[Exercise inputs]:
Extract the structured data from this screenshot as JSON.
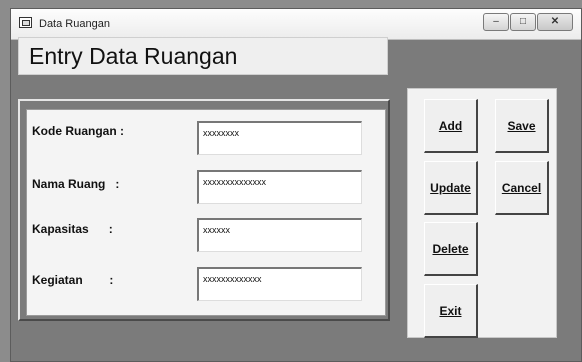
{
  "window": {
    "title": "Data Ruangan",
    "controls": {
      "minimize": "–",
      "maximize": "□",
      "close": "✕"
    }
  },
  "header": {
    "title": "Entry Data Ruangan"
  },
  "form": {
    "kode": {
      "label": "Kode Ruangan :",
      "value": "xxxxxxxx"
    },
    "nama": {
      "label": "Nama Ruang   :",
      "value": "xxxxxxxxxxxxxx"
    },
    "kapasitas": {
      "label": "Kapasitas      :",
      "value": "xxxxxx"
    },
    "kegiatan": {
      "label": "Kegiatan        :",
      "value": "xxxxxxxxxxxxx"
    }
  },
  "buttons": {
    "add": "Add",
    "save": "Save",
    "update": "Update",
    "cancel": "Cancel",
    "delete": "Delete",
    "exit": "Exit"
  }
}
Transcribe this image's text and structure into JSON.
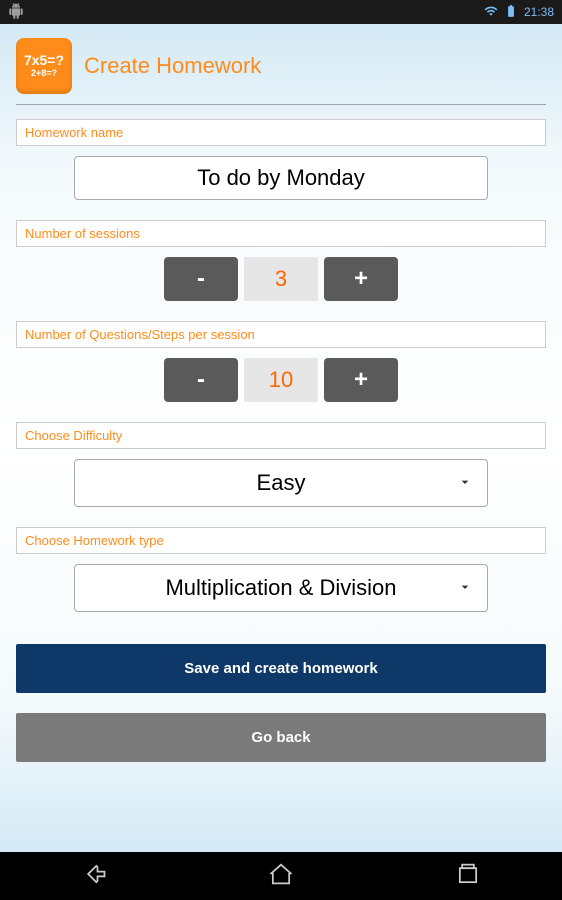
{
  "status": {
    "time": "21:38"
  },
  "header": {
    "title": "Create Homework",
    "icon_line1": "7x5=?",
    "icon_line2": "2+8=?"
  },
  "fields": {
    "name": {
      "label": "Homework name",
      "value": "To do by Monday"
    },
    "sessions": {
      "label": "Number of sessions",
      "value": "3",
      "minus": "-",
      "plus": "+"
    },
    "questions": {
      "label": "Number of Questions/Steps per session",
      "value": "10",
      "minus": "-",
      "plus": "+"
    },
    "difficulty": {
      "label": "Choose Difficulty",
      "value": "Easy"
    },
    "type": {
      "label": "Choose Homework type",
      "value": "Multiplication & Division"
    }
  },
  "buttons": {
    "save": "Save and create homework",
    "back": "Go back"
  }
}
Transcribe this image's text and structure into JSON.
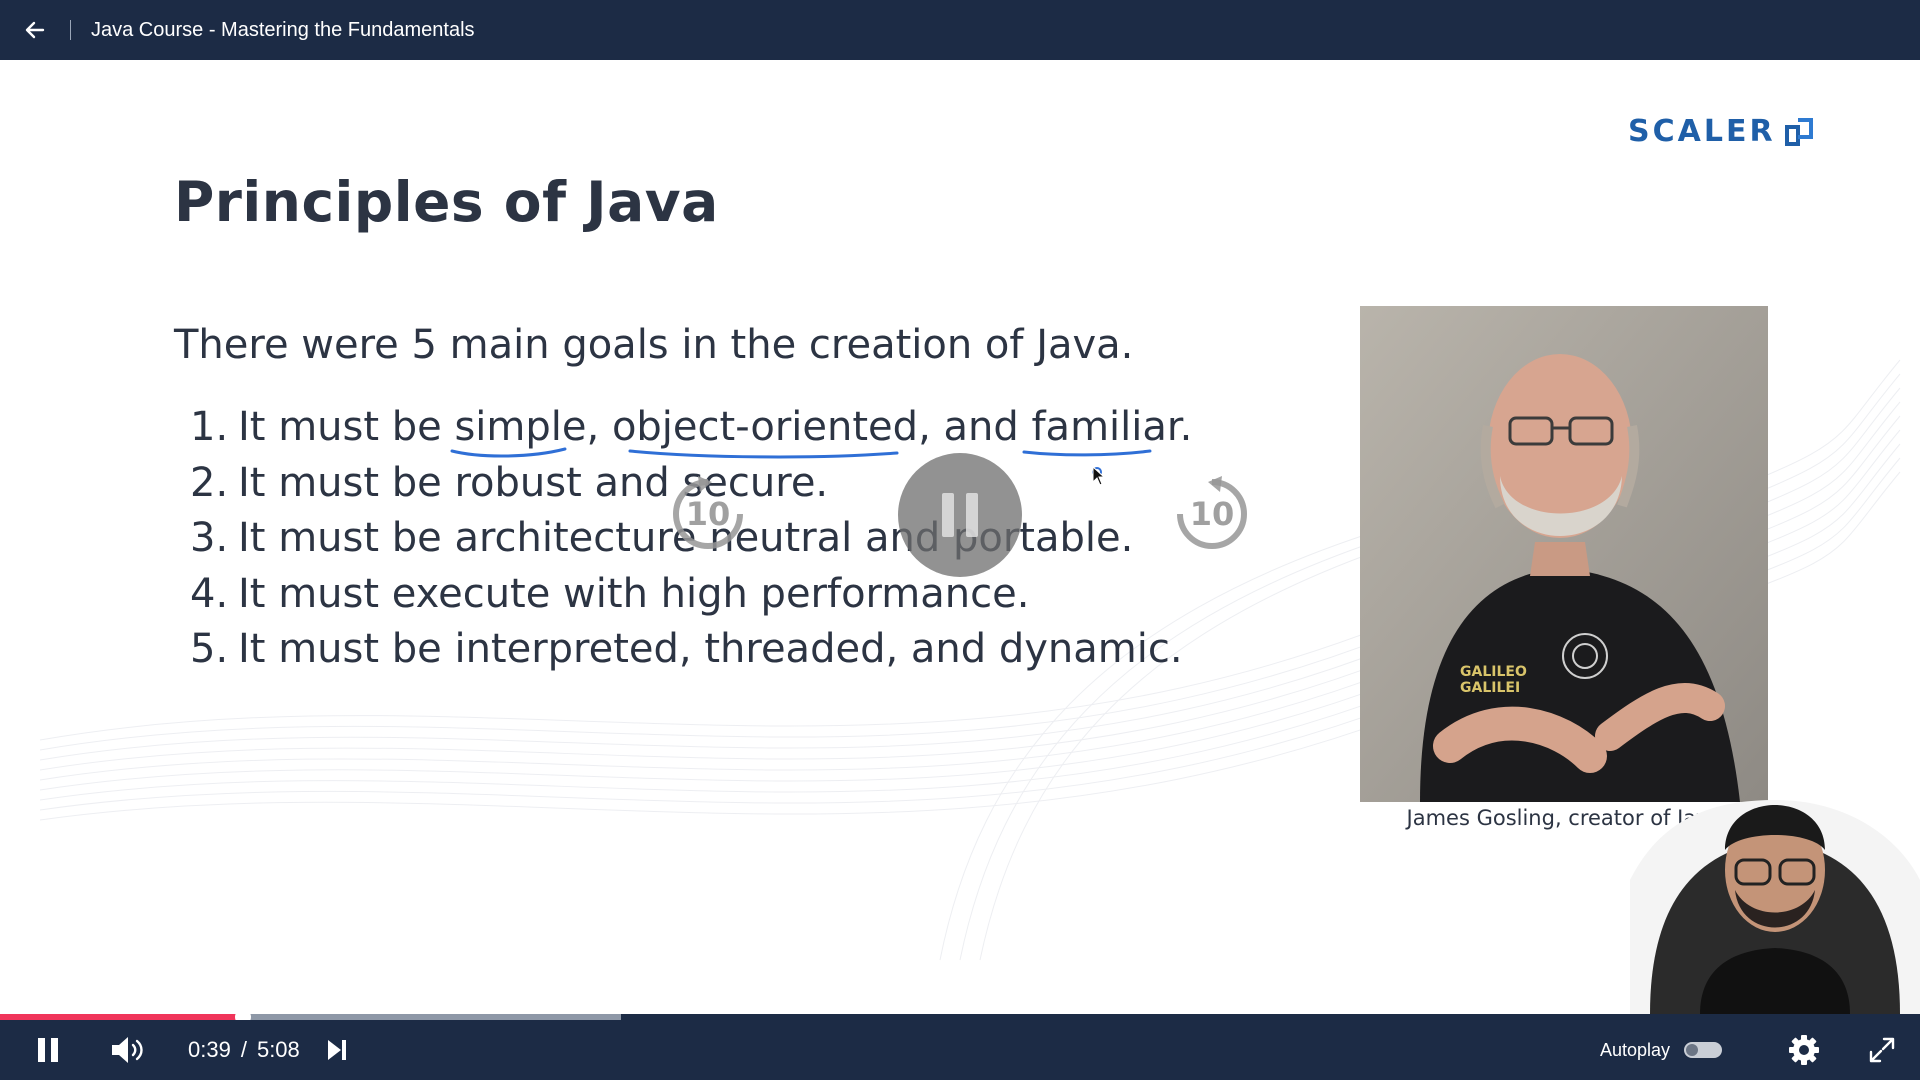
{
  "header": {
    "course_title": "Java Course - Mastering the Fundamentals"
  },
  "slide": {
    "logo_text": "SCALER",
    "title": "Principles of Java",
    "intro": "There were 5 main goals in the creation of Java.",
    "goals": [
      {
        "num": "1.",
        "parts": [
          "It must be ",
          "simple",
          ", ",
          "object-oriented",
          ", and ",
          "familiar",
          "."
        ]
      },
      {
        "num": "2.",
        "text": "It must be robust and secure."
      },
      {
        "num": "3.",
        "text": "It must be architecture neutral and portable."
      },
      {
        "num": "4.",
        "text": "It must execute with high performance."
      },
      {
        "num": "5.",
        "text": "It must be interpreted, threaded, and dynamic."
      }
    ],
    "photo_caption": "James Gosling, creator of Java",
    "shirt_text": "GALILEO GALILEI"
  },
  "overlay": {
    "rewind_seconds": "10",
    "forward_seconds": "10"
  },
  "player": {
    "current_time": "0:39",
    "time_separator": "/",
    "duration": "5:08",
    "progress_fraction": 0.1266,
    "buffered_fraction": 0.3234,
    "autoplay_label": "Autoplay",
    "autoplay_on": false
  },
  "icons": {
    "back": "arrow-left-icon",
    "pause": "pause-icon",
    "volume": "volume-icon",
    "next": "skip-next-icon",
    "settings": "gear-icon",
    "fullscreen": "expand-icon"
  },
  "colors": {
    "bar_background": "#1c2b45",
    "progress_played": "#f0345a",
    "logo_blue": "#1f5fa8",
    "underline_blue": "#2f6fd6"
  }
}
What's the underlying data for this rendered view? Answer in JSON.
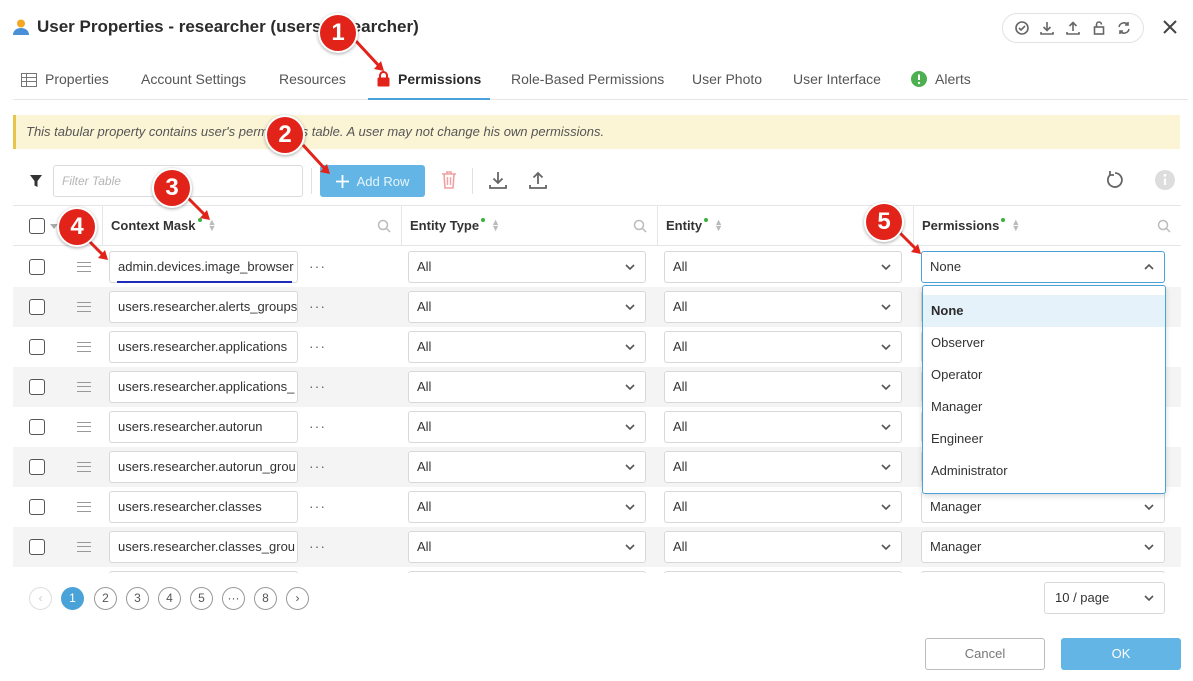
{
  "window": {
    "title": "User Properties - researcher (users.researcher)"
  },
  "tabs": [
    {
      "label": "Properties",
      "icon": "table-icon"
    },
    {
      "label": "Account Settings"
    },
    {
      "label": "Resources"
    },
    {
      "label": "Permissions",
      "icon": "lock-icon",
      "active": true
    },
    {
      "label": "Role-Based Permissions"
    },
    {
      "label": "User Photo"
    },
    {
      "label": "User Interface"
    },
    {
      "label": "Alerts",
      "icon": "alert-icon"
    }
  ],
  "notice": "This tabular property contains user's permissions table. A user may not change his own permissions.",
  "toolbar": {
    "filter_placeholder": "Filter Table",
    "add_row_label": "Add Row"
  },
  "columns": {
    "context_mask": "Context Mask",
    "entity_type": "Entity Type",
    "entity": "Entity",
    "permissions": "Permissions"
  },
  "rows": [
    {
      "context_mask": "admin.devices.image_browser",
      "entity_type": "All",
      "entity": "All",
      "permissions": "None"
    },
    {
      "context_mask": "users.researcher.alerts_groups",
      "entity_type": "All",
      "entity": "All",
      "permissions": ""
    },
    {
      "context_mask": "users.researcher.applications",
      "entity_type": "All",
      "entity": "All",
      "permissions": ""
    },
    {
      "context_mask": "users.researcher.applications_",
      "entity_type": "All",
      "entity": "All",
      "permissions": ""
    },
    {
      "context_mask": "users.researcher.autorun",
      "entity_type": "All",
      "entity": "All",
      "permissions": ""
    },
    {
      "context_mask": "users.researcher.autorun_grou",
      "entity_type": "All",
      "entity": "All",
      "permissions": ""
    },
    {
      "context_mask": "users.researcher.classes",
      "entity_type": "All",
      "entity": "All",
      "permissions": "Manager"
    },
    {
      "context_mask": "users.researcher.classes_grou",
      "entity_type": "All",
      "entity": "All",
      "permissions": "Manager"
    }
  ],
  "permission_options": [
    "None",
    "Observer",
    "Operator",
    "Manager",
    "Engineer",
    "Administrator"
  ],
  "pagination": {
    "pages": [
      "1",
      "2",
      "3",
      "4",
      "5",
      "···",
      "8"
    ],
    "current": "1",
    "page_size": "10 / page"
  },
  "buttons": {
    "cancel": "Cancel",
    "ok": "OK"
  },
  "callouts": [
    "1",
    "2",
    "3",
    "4",
    "5"
  ],
  "colors": {
    "accent": "#4aa3d8",
    "callout": "#e2231a",
    "notice_bg": "#fbf5d6"
  }
}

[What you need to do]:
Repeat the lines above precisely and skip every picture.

[Answer to this task]:
Extract the structured data from this screenshot as JSON.
{
  "window": {
    "title": "Data Ruangan",
    "controls": {
      "minimize": "–",
      "maximize": "□",
      "close": "✕"
    }
  },
  "header": {
    "title": "Entry Data Ruangan"
  },
  "form": {
    "kode": {
      "label": "Kode Ruangan :",
      "value": "xxxxxxxx"
    },
    "nama": {
      "label": "Nama Ruang   :",
      "value": "xxxxxxxxxxxxxx"
    },
    "kapasitas": {
      "label": "Kapasitas      :",
      "value": "xxxxxx"
    },
    "kegiatan": {
      "label": "Kegiatan        :",
      "value": "xxxxxxxxxxxxx"
    }
  },
  "buttons": {
    "add": "Add",
    "save": "Save",
    "update": "Update",
    "cancel": "Cancel",
    "delete": "Delete",
    "exit": "Exit"
  }
}
Transcribe this image's text and structure into JSON.
{
  "status": {
    "time": "21:38"
  },
  "header": {
    "title": "Create Homework",
    "icon_line1": "7x5=?",
    "icon_line2": "2+8=?"
  },
  "fields": {
    "name": {
      "label": "Homework name",
      "value": "To do by Monday"
    },
    "sessions": {
      "label": "Number of sessions",
      "value": "3",
      "minus": "-",
      "plus": "+"
    },
    "questions": {
      "label": "Number of Questions/Steps per session",
      "value": "10",
      "minus": "-",
      "plus": "+"
    },
    "difficulty": {
      "label": "Choose Difficulty",
      "value": "Easy"
    },
    "type": {
      "label": "Choose Homework type",
      "value": "Multiplication & Division"
    }
  },
  "buttons": {
    "save": "Save and create homework",
    "back": "Go back"
  }
}
Transcribe this image's text and structure into JSON.
{
  "header": {
    "course_title": "Java Course - Mastering the Fundamentals"
  },
  "slide": {
    "logo_text": "SCALER",
    "title": "Principles of Java",
    "intro": "There were 5 main goals in the creation of Java.",
    "goals": [
      {
        "num": "1.",
        "parts": [
          "It must be ",
          "simple",
          ", ",
          "object-oriented",
          ", and ",
          "familiar",
          "."
        ]
      },
      {
        "num": "2.",
        "text": "It must be robust and secure."
      },
      {
        "num": "3.",
        "text": "It must be architecture neutral and portable."
      },
      {
        "num": "4.",
        "text": "It must execute with high performance."
      },
      {
        "num": "5.",
        "text": "It must be interpreted, threaded, and dynamic."
      }
    ],
    "photo_caption": "James Gosling, creator of Java",
    "shirt_text": "GALILEO GALILEI"
  },
  "overlay": {
    "rewind_seconds": "10",
    "forward_seconds": "10"
  },
  "player": {
    "current_time": "0:39",
    "time_separator": "/",
    "duration": "5:08",
    "progress_fraction": 0.1266,
    "buffered_fraction": 0.3234,
    "autoplay_label": "Autoplay",
    "autoplay_on": false
  },
  "icons": {
    "back": "arrow-left-icon",
    "pause": "pause-icon",
    "volume": "volume-icon",
    "next": "skip-next-icon",
    "settings": "gear-icon",
    "fullscreen": "expand-icon"
  },
  "colors": {
    "bar_background": "#1c2b45",
    "progress_played": "#f0345a",
    "logo_blue": "#1f5fa8",
    "underline_blue": "#2f6fd6"
  }
}
What's the underlying data for this rendered view? Answer in JSON.
{
  "window": {
    "title": "User Properties - researcher (users.researcher)"
  },
  "tabs": [
    {
      "label": "Properties",
      "icon": "table-icon"
    },
    {
      "label": "Account Settings"
    },
    {
      "label": "Resources"
    },
    {
      "label": "Permissions",
      "icon": "lock-icon",
      "active": true
    },
    {
      "label": "Role-Based Permissions"
    },
    {
      "label": "User Photo"
    },
    {
      "label": "User Interface"
    },
    {
      "label": "Alerts",
      "icon": "alert-icon"
    }
  ],
  "notice": "This tabular property contains user's permissions table. A user may not change his own permissions.",
  "toolbar": {
    "filter_placeholder": "Filter Table",
    "add_row_label": "Add Row"
  },
  "columns": {
    "context_mask": "Context Mask",
    "entity_type": "Entity Type",
    "entity": "Entity",
    "permissions": "Permissions"
  },
  "rows": [
    {
      "context_mask": "admin.devices.image_browser",
      "entity_type": "All",
      "entity": "All",
      "permissions": "None"
    },
    {
      "context_mask": "users.researcher.alerts_groups",
      "entity_type": "All",
      "entity": "All",
      "permissions": ""
    },
    {
      "context_mask": "users.researcher.applications",
      "entity_type": "All",
      "entity": "All",
      "permissions": ""
    },
    {
      "context_mask": "users.researcher.applications_",
      "entity_type": "All",
      "entity": "All",
      "permissions": ""
    },
    {
      "context_mask": "users.researcher.autorun",
      "entity_type": "All",
      "entity": "All",
      "permissions": ""
    },
    {
      "context_mask": "users.researcher.autorun_grou",
      "entity_type": "All",
      "entity": "All",
      "permissions": ""
    },
    {
      "context_mask": "users.researcher.classes",
      "entity_type": "All",
      "entity": "All",
      "permissions": "Manager"
    },
    {
      "context_mask": "users.researcher.classes_grou",
      "entity_type": "All",
      "entity": "All",
      "permissions": "Manager"
    }
  ],
  "permission_options": [
    "None",
    "Observer",
    "Operator",
    "Manager",
    "Engineer",
    "Administrator"
  ],
  "pagination": {
    "pages": [
      "1",
      "2",
      "3",
      "4",
      "5",
      "···",
      "8"
    ],
    "current": "1",
    "page_size": "10 / page"
  },
  "buttons": {
    "cancel": "Cancel",
    "ok": "OK"
  },
  "callouts": [
    "1",
    "2",
    "3",
    "4",
    "5"
  ],
  "colors": {
    "accent": "#4aa3d8",
    "callout": "#e2231a",
    "notice_bg": "#fbf5d6"
  }
}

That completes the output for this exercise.